[Data about app and page elements]
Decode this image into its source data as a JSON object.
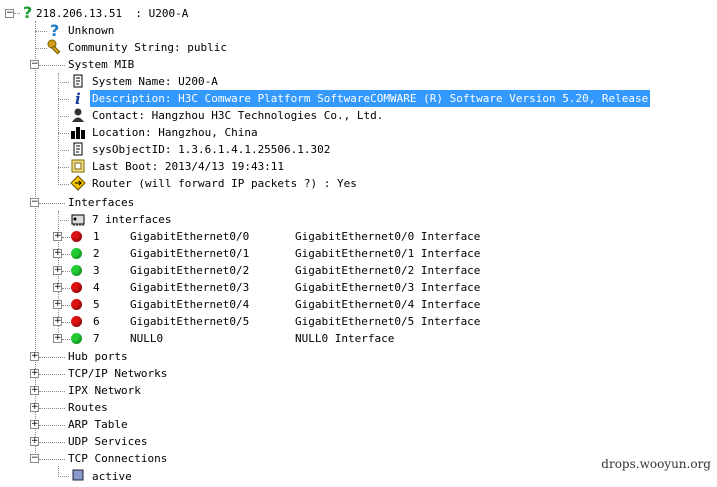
{
  "root": {
    "label": "218.206.13.51  : U200-A",
    "icon": "question-mark-icon"
  },
  "unknown": {
    "label": "Unknown",
    "icon": "question-mark-icon"
  },
  "community": {
    "label": "Community String: public",
    "icon": "key-icon"
  },
  "system_mib": {
    "label": "System MIB",
    "items": [
      {
        "label": "System Name: U200-A",
        "icon": "scroll-icon"
      },
      {
        "label": "Description: H3C Comware Platform SoftwareCOMWARE (R) Software Version 5.20, Release",
        "icon": "info-icon",
        "selected": true
      },
      {
        "label": "Contact: Hangzhou H3C Technologies Co., Ltd.",
        "icon": "person-icon"
      },
      {
        "label": "Location: Hangzhou, China",
        "icon": "city-icon"
      },
      {
        "label": "sysObjectID: 1.3.6.1.4.1.25506.1.302",
        "icon": "scroll-icon"
      },
      {
        "label": "Last Boot: 2013/4/13 19:43:11",
        "icon": "calendar-icon"
      },
      {
        "label": "Router (will forward IP packets ?) : Yes",
        "icon": "router-icon"
      }
    ]
  },
  "interfaces": {
    "label": "Interfaces",
    "count_label": "7 interfaces",
    "items": [
      {
        "num": "1",
        "name": "GigabitEthernet0/0",
        "desc": "GigabitEthernet0/0 Interface",
        "status": "red"
      },
      {
        "num": "2",
        "name": "GigabitEthernet0/1",
        "desc": "GigabitEthernet0/1 Interface",
        "status": "green"
      },
      {
        "num": "3",
        "name": "GigabitEthernet0/2",
        "desc": "GigabitEthernet0/2 Interface",
        "status": "green"
      },
      {
        "num": "4",
        "name": "GigabitEthernet0/3",
        "desc": "GigabitEthernet0/3 Interface",
        "status": "red"
      },
      {
        "num": "5",
        "name": "GigabitEthernet0/4",
        "desc": "GigabitEthernet0/4 Interface",
        "status": "red"
      },
      {
        "num": "6",
        "name": "GigabitEthernet0/5",
        "desc": "GigabitEthernet0/5 Interface",
        "status": "red"
      },
      {
        "num": "7",
        "name": "NULL0",
        "desc": "NULL0 Interface",
        "status": "green"
      }
    ]
  },
  "sections": [
    {
      "label": "Hub ports",
      "toggle": "+"
    },
    {
      "label": "TCP/IP Networks",
      "toggle": "+"
    },
    {
      "label": "IPX Network",
      "toggle": "+"
    },
    {
      "label": "Routes",
      "toggle": "+"
    },
    {
      "label": "ARP Table",
      "toggle": "+"
    },
    {
      "label": "UDP Services",
      "toggle": "+"
    },
    {
      "label": "TCP Connections",
      "toggle": "-"
    }
  ],
  "partial_child": {
    "label": "active"
  },
  "watermark": "drops.wooyun.org",
  "colors": {
    "selection": "#3399ff",
    "status_down": "#dd1111",
    "status_up": "#22cc33"
  }
}
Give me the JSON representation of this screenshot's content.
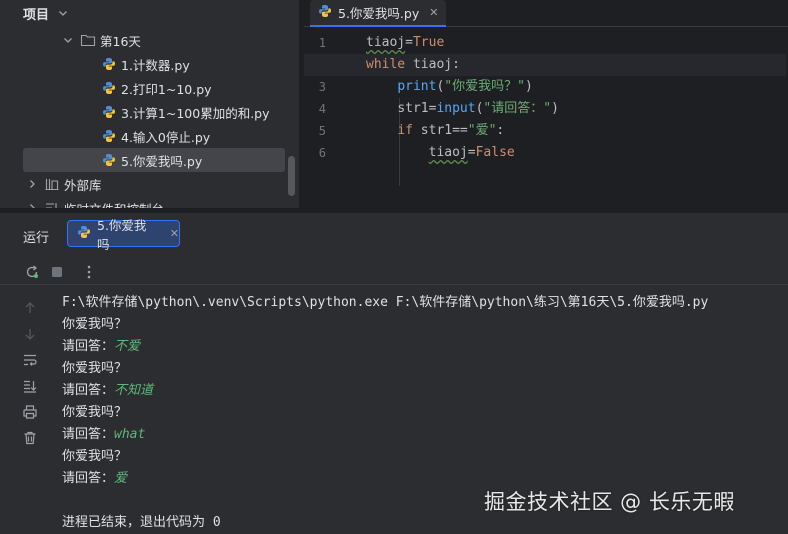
{
  "project": {
    "title": "项目",
    "tree": [
      {
        "label": "第16天",
        "type": "folder",
        "expanded": true
      },
      {
        "label": "1.计数器.py",
        "type": "python"
      },
      {
        "label": "2.打印1~10.py",
        "type": "python"
      },
      {
        "label": "3.计算1~100累加的和.py",
        "type": "python"
      },
      {
        "label": "4.输入0停止.py",
        "type": "python"
      },
      {
        "label": "5.你爱我吗.py",
        "type": "python",
        "selected": true
      },
      {
        "label": "外部库",
        "type": "library"
      },
      {
        "label": "临时文件和控制台",
        "type": "scratches"
      }
    ]
  },
  "editor": {
    "tab_label": "5.你爱我吗.py",
    "line_numbers": [
      "1",
      "2",
      "3",
      "4",
      "5",
      "6"
    ],
    "current_line": "2",
    "code": {
      "l1_a": "tiaoj",
      "l1_b": "=",
      "l1_c": "True",
      "l2_a": "while",
      "l2_b": " tiaoj:",
      "l3_indent": "    ",
      "l3_fn": "print",
      "l3_open": "(",
      "l3_str": "\"你爱我吗？\"",
      "l3_close": ")",
      "l4_indent": "    ",
      "l4_var": "str1=",
      "l4_fn": "input",
      "l4_open": "(",
      "l4_str": "\"请回答：\"",
      "l4_close": ")",
      "l5_indent": "    ",
      "l5_kw": "if",
      "l5_mid": " str1==",
      "l5_str": "\"爱\"",
      "l5_end": ":",
      "l6_indent": "        ",
      "l6_var": "tiaoj",
      "l6_eq": "=",
      "l6_val": "False"
    }
  },
  "run": {
    "title": "运行",
    "tab_label": "5.你爱我吗",
    "console": {
      "command": "F:\\软件存储\\python\\.venv\\Scripts\\python.exe F:\\软件存储\\python\\练习\\第16天\\5.你爱我吗.py",
      "q1": "你爱我吗？",
      "p1": "请回答：",
      "a1": "不爱",
      "q2": "你爱我吗？",
      "p2": "请回答：",
      "a2": "不知道",
      "q3": "你爱我吗？",
      "p3": "请回答：",
      "a3": "what",
      "q4": "你爱我吗？",
      "p4": "请回答：",
      "a4": "爱",
      "exit": "进程已结束，退出代码为 0"
    }
  },
  "watermark": "掘金技术社区 @ 长乐无暇",
  "colors": {
    "accent": "#3574f0",
    "keyword": "#cf8e6d",
    "function": "#56a8f5",
    "string": "#6aab73",
    "user_input": "#5fb87a"
  }
}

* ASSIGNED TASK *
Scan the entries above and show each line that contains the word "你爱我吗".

* ANSWER BOX *
        "label": "5.你爱我吗.py",
    "tab_label": "5.你爱我吗.py",
      "l3_str": "\"你爱我吗？\"",
    "tab_label": "5.你爱我吗",
      "command": "F:\\软件存储\\python\\.venv\\Scripts\\python.exe F:\\软件存储\\python\\练习\\第16天\\5.你爱我吗.py",
      "q1": "你爱我吗？",
      "q2": "你爱我吗？",
      "q3": "你爱我吗？",
      "q4": "你爱我吗？",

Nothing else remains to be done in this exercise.